**Try it**:
Extract every entry word for word.

**Collection entries**:
◇ ◇ ◇ ◇
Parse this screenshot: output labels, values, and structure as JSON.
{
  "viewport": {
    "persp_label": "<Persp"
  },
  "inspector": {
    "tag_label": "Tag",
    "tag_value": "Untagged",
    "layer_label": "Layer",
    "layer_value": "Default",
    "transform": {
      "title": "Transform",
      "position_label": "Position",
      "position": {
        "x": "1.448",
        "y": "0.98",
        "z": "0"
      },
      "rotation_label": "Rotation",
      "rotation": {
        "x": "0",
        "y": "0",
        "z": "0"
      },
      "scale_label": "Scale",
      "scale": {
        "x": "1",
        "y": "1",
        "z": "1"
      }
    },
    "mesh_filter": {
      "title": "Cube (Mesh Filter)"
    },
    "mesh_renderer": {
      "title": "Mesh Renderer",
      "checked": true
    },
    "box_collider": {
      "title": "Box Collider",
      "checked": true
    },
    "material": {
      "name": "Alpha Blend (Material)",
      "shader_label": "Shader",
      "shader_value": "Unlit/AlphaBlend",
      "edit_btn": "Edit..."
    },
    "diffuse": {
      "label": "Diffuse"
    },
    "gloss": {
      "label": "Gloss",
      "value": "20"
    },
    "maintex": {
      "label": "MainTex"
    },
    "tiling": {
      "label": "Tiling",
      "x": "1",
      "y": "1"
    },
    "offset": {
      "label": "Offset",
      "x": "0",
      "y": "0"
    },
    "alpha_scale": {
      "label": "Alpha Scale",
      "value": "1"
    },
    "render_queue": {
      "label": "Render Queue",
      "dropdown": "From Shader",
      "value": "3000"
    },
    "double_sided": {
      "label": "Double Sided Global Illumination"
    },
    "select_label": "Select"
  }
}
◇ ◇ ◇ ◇
**Result for this task**:
Parse this screenshot: output labels, values, and structure as JSON.
{
  "viewport": {
    "persp_label": "<Persp"
  },
  "inspector": {
    "tag_label": "Tag",
    "tag_value": "Untagged",
    "layer_label": "Layer",
    "layer_value": "Default",
    "transform": {
      "title": "Transform",
      "position_label": "Position",
      "position": {
        "x": "1.448",
        "y": "0.98",
        "z": "0"
      },
      "rotation_label": "Rotation",
      "rotation": {
        "x": "0",
        "y": "0",
        "z": "0"
      },
      "scale_label": "Scale",
      "scale": {
        "x": "1",
        "y": "1",
        "z": "1"
      }
    },
    "mesh_filter": {
      "title": "Cube (Mesh Filter)"
    },
    "mesh_renderer": {
      "title": "Mesh Renderer",
      "checked": true
    },
    "box_collider": {
      "title": "Box Collider",
      "checked": true
    },
    "material": {
      "name": "Alpha Blend (Material)",
      "shader_label": "Shader",
      "shader_value": "Unlit/AlphaBlend",
      "edit_btn": "Edit..."
    },
    "diffuse": {
      "label": "Diffuse"
    },
    "gloss": {
      "label": "Gloss",
      "value": "20"
    },
    "maintex": {
      "label": "MainTex"
    },
    "tiling": {
      "label": "Tiling",
      "x": "1",
      "y": "1"
    },
    "offset": {
      "label": "Offset",
      "x": "0",
      "y": "0"
    },
    "alpha_scale": {
      "label": "Alpha Scale",
      "value": "1"
    },
    "render_queue": {
      "label": "Render Queue",
      "dropdown": "From Shader",
      "value": "3000"
    },
    "double_sided": {
      "label": "Double Sided Global Illumination"
    },
    "select_label": "Select"
  }
}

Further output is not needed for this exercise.